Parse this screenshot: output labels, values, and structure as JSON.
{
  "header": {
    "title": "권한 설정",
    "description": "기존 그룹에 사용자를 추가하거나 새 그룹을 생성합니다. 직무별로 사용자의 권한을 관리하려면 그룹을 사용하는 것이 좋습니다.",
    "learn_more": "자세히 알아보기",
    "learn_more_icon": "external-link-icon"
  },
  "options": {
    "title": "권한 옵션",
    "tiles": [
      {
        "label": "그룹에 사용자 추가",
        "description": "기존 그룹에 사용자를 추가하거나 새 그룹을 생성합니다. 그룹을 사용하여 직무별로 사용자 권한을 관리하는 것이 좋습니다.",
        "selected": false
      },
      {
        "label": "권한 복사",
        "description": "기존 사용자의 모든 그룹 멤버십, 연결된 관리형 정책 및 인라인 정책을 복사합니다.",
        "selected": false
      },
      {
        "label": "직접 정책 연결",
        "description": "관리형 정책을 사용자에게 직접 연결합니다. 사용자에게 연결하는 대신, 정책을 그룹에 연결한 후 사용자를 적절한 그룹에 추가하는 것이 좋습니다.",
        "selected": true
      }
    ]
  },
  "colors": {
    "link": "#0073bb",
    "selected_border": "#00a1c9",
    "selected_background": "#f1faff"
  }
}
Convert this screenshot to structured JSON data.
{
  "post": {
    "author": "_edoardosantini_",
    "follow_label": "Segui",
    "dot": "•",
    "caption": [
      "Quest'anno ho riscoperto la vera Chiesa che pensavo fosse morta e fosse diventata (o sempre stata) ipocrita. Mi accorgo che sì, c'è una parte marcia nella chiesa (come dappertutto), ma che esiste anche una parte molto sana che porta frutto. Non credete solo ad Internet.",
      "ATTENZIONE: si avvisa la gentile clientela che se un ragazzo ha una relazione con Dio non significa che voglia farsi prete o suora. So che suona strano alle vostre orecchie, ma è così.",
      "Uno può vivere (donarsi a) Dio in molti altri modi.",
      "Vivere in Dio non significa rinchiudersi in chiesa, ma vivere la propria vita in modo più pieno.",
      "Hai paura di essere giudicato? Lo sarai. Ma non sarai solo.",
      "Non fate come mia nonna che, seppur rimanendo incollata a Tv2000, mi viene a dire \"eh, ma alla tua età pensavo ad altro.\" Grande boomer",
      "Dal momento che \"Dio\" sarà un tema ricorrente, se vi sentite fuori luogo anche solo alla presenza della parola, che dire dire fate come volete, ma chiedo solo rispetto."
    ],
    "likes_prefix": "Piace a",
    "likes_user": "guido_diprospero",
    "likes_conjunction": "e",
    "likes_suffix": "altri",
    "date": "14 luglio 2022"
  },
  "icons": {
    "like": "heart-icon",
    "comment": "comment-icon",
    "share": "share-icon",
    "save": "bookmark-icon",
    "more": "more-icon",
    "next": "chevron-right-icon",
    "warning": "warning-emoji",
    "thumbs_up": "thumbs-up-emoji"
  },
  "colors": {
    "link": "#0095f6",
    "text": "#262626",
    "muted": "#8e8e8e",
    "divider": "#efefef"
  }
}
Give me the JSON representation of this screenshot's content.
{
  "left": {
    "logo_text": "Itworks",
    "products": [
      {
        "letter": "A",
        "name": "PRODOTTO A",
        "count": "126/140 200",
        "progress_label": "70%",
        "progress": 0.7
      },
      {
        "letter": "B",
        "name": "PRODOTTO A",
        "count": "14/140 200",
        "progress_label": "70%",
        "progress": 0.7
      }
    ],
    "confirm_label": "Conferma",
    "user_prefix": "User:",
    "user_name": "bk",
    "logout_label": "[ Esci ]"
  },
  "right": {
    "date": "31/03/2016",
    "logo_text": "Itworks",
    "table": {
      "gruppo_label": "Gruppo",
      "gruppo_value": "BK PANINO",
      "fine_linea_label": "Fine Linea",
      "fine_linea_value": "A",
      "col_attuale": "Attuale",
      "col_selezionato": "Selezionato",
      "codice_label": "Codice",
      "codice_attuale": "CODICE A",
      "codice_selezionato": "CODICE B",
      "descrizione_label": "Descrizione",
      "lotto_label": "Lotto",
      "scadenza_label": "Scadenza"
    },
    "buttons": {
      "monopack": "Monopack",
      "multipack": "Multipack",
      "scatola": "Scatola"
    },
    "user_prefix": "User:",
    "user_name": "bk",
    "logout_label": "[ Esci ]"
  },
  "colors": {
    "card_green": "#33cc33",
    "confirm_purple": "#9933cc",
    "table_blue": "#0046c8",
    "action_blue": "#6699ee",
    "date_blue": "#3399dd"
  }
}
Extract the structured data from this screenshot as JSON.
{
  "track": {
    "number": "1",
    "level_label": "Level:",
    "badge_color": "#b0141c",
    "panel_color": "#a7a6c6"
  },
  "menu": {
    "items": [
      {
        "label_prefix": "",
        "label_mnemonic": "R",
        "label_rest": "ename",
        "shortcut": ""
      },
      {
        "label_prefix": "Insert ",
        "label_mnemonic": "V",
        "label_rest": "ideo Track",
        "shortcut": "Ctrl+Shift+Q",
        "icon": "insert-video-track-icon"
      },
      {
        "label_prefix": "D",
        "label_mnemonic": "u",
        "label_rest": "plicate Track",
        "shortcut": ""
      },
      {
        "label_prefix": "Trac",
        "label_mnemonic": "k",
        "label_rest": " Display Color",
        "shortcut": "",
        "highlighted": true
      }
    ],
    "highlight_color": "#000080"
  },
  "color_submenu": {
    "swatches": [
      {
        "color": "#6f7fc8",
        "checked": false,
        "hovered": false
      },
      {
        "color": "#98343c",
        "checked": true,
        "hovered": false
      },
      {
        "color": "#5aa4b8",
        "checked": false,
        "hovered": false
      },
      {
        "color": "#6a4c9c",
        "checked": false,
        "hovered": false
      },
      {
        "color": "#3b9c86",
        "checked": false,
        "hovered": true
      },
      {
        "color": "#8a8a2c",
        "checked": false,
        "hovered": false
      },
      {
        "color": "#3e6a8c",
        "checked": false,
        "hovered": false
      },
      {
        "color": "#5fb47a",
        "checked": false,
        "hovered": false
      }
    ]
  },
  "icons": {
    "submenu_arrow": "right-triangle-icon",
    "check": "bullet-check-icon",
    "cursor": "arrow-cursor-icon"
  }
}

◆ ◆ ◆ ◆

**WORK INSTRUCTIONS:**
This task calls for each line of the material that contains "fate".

**ANSWER BELOW:**
      "Non fate come mia nonna che, seppur rimanendo incollata a Tv2000, mi viene a dire \"eh, ma alla tua età pensavo ad altro.\" Grande boomer",
      "Dal momento che \"Dio\" sarà un tema ricorrente, se vi sentite fuori luogo anche solo alla presenza della parola, che dire dire fate come volete, ma chiedo solo rispetto."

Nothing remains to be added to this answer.